CASS LAKE -- A movement spreading a vision of sobriety and wellness among American Indian tribes made a stop here Thursday.
On one of five stops throughout Minnesota, the Journey of the Sacred Hoop brought several speakers and a visioning process to Palace Casino & Hotel. The Journey of the Sacred Hoop also made a stop Wednesday in Red Lake. Other stops include the White Earth and Fond du Lac reservations and the Twin Cities.
"Our mission is 100 communities in healing by 2010," said Don Coyhis of the Mohican Nation, who is president and founder of White Bison, Inc., an American Indian nonprofit organization based in Colorado Springs, Colo.
White Bison is a facilitator of the Wellbriety Movement, which teaches that culture is key to prevention of chemical dependency and other dysfunctional behaviors, according to the White Bison Web site.
One of the goals of the current Journey of the Sacred Hoop is to discuss building a Wellbriety Movement in Minnesota, Coyhis said. Another goal, he said, is to see if tribes want to commit to healing as part of the movement.
"We know that we are part of the change that needs to take place," Coyhis said.
But, he said, no one can change a community directly. He said change begins with individual healing. Once individuals change, he said, families begin to change, and when families begin to change, communities -- and eventually nations -- begin to change.
He emphasized the role that culture plays in wellbriety, a term defined by White Bison as being sober and well.

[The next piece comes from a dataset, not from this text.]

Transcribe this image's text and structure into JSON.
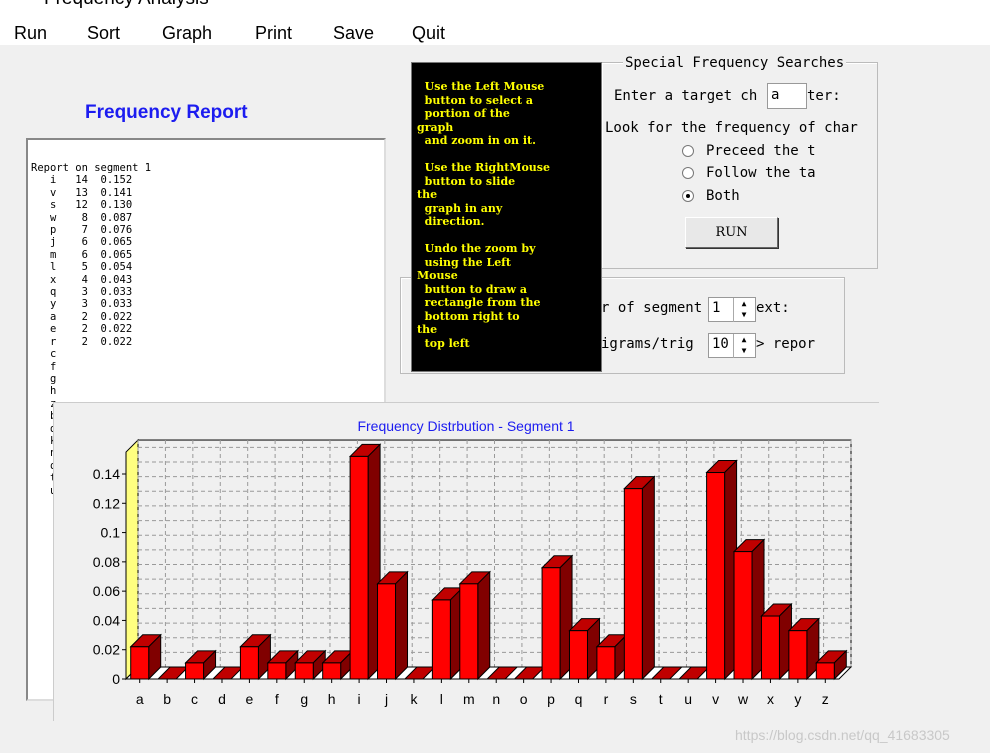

"Our culture is prevention," said Coyhis, noting that being well involves people knowing and living who they are.
He said inside all humans is a blueprint of an innate knowledge of their own wellbeing.
"When you act according to the blueprint, that's when you're the happiest," he said.
One woman who is discovering wellbriety -- DeLinda HisGun of Redby -- shared her story of chemical dependency and recovery Thursday.
She said she became an alcoholic first and started using drugs later in life after a tragedy. With alcoholics and drug addicts in her family, she said, "It's half in my DNA and half in my nurturing environment." Although she too began using, she is now drug free.
"I've been meth free since Labor Day of 2005," she said.
She noted that alcoholism and drug use doesn't just affect the person who is using.
"It touches everyone," said HisGun, who is a Sisseton-Wahpeton enrollee. "We all need to be there for each other, to support each other."
Since moving to the area to go to a treatment center in Red Lake, HisGun started building a support system with mostly American Indian women.
In one of his talks, Coyhis said passionate people are most effective when it comes to changing a community. To get this passion, he said people need to pray to the Creator and ask what their purpose is, have persistence and not give up.
Accompanying Coyhis on the journey across Minnesota is the Sacred Hoop, which was built in 1995 as envisioned by an American Indian man. The wooden hoop has the capacity to hold 100 feathers that represent communities that commit to the Wellbriety Movement.
"This is a journey we must make ourselves," Coyhis said. "We know what's broke. Not only do we know what's broke, but we know how to heal it."